That's why I've come to enjoy our Suzuki's SX4's factory-portable Garmin navigation system.
When you don't need it, it stays hidden. When you do need it, just push down on the
dash-mounted lid to pop it up. It's
discrete discreet and always-available
navigation for the directionally challenged.
Brent Romans, Senior Automotive Editor @ 5,630 miles
May 08, 2009
Though almost all new cars now come with an auxiliary audio jack, the 2009 Suzuki SX4 isn't one of them. I use my iPod a lot while driving, so not having an input jack on our long-term SX4 has been a little disappointing. Thankfully, Suzuki does offer a regular input jack or a specific iPod adapter (stock photo below) as dealer-installed accessories. For the iPod adapter, though, I think the head unit's poor text display capabilities would hamper its appeal.
April 08, 2009
I'm still reveling in our Suzuki SX4's high-tech features. While I don't exactly need a navigation system on my daily commute (I've driven this route approximately 3,000 times in the past 7 years), I like having the screen up for several other reasons.
First, I like seeing my relative position to upcoming landmarks. Second, I love how it tells me the upcoming cross street (even when it's not in route-guidance mode). Third, it's cool that it knows the existing speed limit on whatever stretch of road I'm traveling. Finally, it tells me my current speed and direction of travel.
Again, this is all default information provided by the Garmin unit without hitting a single touch-screen button. For tech geeks (like me), that's pretty cool. To have it provided in a sub-$20,000 economy hatchback? Impressive!
Karl Brauer, Edmunds.com Editor in Chief
April 08, 2009
I love that our Suzuki SX4 Crossover has satellite radio. Kid Space Live has saved my fanny more than once on a cranky drive home from day care with a toddler who's had a long day. I just wish that the SX4's radio display screen gave me more than 10 characters of information about the artist or song that's being played.
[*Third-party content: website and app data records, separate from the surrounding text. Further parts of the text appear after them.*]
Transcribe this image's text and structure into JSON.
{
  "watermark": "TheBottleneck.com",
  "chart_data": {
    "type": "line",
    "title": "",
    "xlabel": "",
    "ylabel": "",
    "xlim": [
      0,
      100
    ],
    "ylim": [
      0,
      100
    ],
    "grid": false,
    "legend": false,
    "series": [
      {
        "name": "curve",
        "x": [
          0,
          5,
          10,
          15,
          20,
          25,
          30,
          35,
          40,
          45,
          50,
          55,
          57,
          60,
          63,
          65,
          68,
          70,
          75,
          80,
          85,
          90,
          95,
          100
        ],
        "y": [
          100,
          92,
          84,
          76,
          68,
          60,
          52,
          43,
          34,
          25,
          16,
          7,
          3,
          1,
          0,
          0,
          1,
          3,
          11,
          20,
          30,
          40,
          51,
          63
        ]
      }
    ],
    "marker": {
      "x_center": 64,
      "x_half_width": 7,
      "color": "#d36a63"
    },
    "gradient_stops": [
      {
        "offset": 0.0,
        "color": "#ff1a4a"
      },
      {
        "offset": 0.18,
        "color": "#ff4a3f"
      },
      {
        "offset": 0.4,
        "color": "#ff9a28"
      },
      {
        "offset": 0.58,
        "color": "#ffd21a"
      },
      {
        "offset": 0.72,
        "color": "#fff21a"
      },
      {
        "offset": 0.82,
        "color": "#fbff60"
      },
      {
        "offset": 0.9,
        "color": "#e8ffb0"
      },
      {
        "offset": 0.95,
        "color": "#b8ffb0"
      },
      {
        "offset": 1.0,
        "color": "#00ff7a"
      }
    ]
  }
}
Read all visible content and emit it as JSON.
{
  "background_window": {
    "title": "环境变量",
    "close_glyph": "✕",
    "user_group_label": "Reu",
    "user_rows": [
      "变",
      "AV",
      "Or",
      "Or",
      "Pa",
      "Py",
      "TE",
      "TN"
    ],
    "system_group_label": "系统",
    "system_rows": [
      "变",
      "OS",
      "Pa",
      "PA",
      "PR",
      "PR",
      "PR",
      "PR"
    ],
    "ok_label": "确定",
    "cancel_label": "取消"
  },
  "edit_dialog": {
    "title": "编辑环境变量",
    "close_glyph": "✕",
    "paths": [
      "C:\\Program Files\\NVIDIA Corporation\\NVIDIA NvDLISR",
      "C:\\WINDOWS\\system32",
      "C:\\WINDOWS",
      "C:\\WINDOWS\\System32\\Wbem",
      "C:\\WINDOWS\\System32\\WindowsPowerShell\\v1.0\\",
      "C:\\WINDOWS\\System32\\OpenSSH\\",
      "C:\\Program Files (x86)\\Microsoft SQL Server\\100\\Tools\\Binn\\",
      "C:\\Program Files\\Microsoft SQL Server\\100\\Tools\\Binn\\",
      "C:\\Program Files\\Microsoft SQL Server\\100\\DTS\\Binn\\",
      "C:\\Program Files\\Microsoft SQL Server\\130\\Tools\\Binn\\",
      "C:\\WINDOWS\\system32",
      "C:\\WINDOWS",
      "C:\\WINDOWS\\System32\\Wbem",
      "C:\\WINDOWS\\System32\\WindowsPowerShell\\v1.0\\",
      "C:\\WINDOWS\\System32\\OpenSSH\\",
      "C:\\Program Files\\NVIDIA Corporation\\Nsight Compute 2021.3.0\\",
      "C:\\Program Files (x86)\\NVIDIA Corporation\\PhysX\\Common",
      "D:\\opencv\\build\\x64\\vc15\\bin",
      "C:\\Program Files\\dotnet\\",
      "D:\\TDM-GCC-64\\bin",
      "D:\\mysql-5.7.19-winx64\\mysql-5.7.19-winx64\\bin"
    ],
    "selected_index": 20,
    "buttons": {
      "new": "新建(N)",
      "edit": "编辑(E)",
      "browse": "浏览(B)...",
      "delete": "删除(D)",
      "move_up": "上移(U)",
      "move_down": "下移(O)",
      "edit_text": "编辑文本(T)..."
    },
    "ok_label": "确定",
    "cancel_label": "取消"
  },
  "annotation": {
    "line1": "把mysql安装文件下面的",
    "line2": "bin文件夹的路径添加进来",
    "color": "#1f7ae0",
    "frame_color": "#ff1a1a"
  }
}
The Toddler asks, "Who is singing this song, mommy?" I reply, "Dinosaur R-something, um, I'm not sure what they're called."
I realize that they've got limited real estate on the screen, but there's space for a couple more characters on there, don't you think? I recall systems in other cars with similarly limited space giving you the option of pushing a button or turning a knob to scroll through the rest of the text, but I couldn't find the same functionality in our SX4. Obviously, it's not a problem unless I'm broadening my horizons and listening to a genre of music I'm not already familiar with. Guess I'll just stick to First Wave.
Bryn MacKinnon, Senior Editor, Edmunds.com @ 3,309 miles
March 09, 2009
I had our 2009 Suzuki SX4 this weekend and although I have plenty to complain about -- its 13-gallon tank that could only seem to swallow 8 gallons at a time and burn through that quickly, for one -- I soon forgot all that when I remembered it had a Garmin navigation system. Yes, I completely forgot about the easy-to-work Garmin nav sitting in the jack-in-the-box compartment located on the dash over the radio controls.